We are very aware of the financial difficulties many farmers are facing at this difficult time and have addressed this in four ways.
First, compensation for slaughtered animals is currently estimated to reach over £247 million and is still rising.
Second, we are paying £156 million in optional agrimonetary compensation to livestock farmers. Payments begin this week. This package is worth some £2,750 to the average dairy farmer, £650 to sheep farmers, £650 to suckler cow premium claimants and £450 to beef special premium claimants.
Third, we have introduced the Livestock Welfare Disposal Scheme as a last resort for livestock farmers whose animals face welfare difficulties as a result of FMD-related movement restrictions. The tariffs for the animals slaughtered under the scheme are generous. The estimated value of this optional scheme depends on take-up, but it is likely to be in excess of £200 million.
Finally, we have ensured that, where animals slaughtered are the subject of a current subsidy claim, subsidy entitlement will be preserved as a result of the application of EU rules on force majeure.
Overall, we have committed over half a billion pounds to farmers so far in the course of this outbreak.
Vaccination remains an option, but it is not an easy option. There are no easy options. Members are aware of the arguments for and against vaccination. We are prepared to vaccinate if necessary – we have obtained the approval of the EU Standing Veterinary Committee for vaccination in the UK under certain circumstances. But it would be a major step to take, with significant consequences. We are constantly reviewing the position and will continue to do so.
Many farmers are currently keeping cattle indoors, and this is helping to minimise the risk of spread of infection.
We hope that soon it may be possible to release some areas from restrictions, either completely or partially. There are two aspects to this. First, we will be looking at whether we can safely reduce the size of one or two areas that currently extend beyond a 10 km radius. Second, once all the necessary veterinary inspections and blood testing have been completed we will be looking to lift one or two infected areas completely where there have been no new cases for 30 days. I hope that it will be possible to start making progress on both of these actions in the next week or two. But again, disease control must remain the priority.
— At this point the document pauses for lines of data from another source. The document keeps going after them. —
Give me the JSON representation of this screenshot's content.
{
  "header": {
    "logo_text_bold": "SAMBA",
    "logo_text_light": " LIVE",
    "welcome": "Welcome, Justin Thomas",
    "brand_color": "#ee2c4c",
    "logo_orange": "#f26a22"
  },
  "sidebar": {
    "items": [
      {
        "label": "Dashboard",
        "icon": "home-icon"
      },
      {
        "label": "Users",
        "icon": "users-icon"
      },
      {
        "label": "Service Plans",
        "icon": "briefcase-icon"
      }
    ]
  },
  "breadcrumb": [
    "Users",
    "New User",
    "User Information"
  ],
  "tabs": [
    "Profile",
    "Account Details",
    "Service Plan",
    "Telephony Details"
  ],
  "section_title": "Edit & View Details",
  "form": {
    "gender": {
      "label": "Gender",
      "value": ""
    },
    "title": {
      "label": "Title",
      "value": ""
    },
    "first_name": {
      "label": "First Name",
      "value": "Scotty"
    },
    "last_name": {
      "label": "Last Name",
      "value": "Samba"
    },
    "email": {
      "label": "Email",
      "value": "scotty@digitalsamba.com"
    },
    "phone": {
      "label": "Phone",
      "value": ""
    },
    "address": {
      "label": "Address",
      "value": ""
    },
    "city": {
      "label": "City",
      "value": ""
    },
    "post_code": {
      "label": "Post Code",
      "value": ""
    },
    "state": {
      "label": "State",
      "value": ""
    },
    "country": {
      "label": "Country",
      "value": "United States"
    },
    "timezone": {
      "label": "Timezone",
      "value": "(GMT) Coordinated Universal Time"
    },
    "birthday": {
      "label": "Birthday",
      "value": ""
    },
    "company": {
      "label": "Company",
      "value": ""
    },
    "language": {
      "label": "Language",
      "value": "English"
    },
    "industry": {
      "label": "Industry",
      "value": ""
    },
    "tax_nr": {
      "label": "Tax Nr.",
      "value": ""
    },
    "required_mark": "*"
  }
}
I and my Ministerial colleagues in many other Departments are doing all they can to promote the message that the countryside is not closed. More and more properties and visitor attractions are opening again and being publicised. We hope that over the Easter period the visitors will return. We have provided updated advice to zoo owners and to Royal Parks, which will help them to make decisions on whether to reopen.
My RHF the Minister for State is today participating in the Informal Council of EU Agriculture Ministers on my behalf in northern Sweden. She will be updating colleagues on the progress of the outbreak here. We are continuing to work very closely with our EU colleagues, who remain supportive of the efforts we are taking to bring the outbreak to an end.
Mr Speaker, we will continue to channel all our efforts into ensuring that our targets of 24 hours from report to slaughter and 48 hours to culling neighbouring farms are met. With the continued support from members of this House, from the farming organisations and many others, together we can succeed in our aim of eradicating this disease.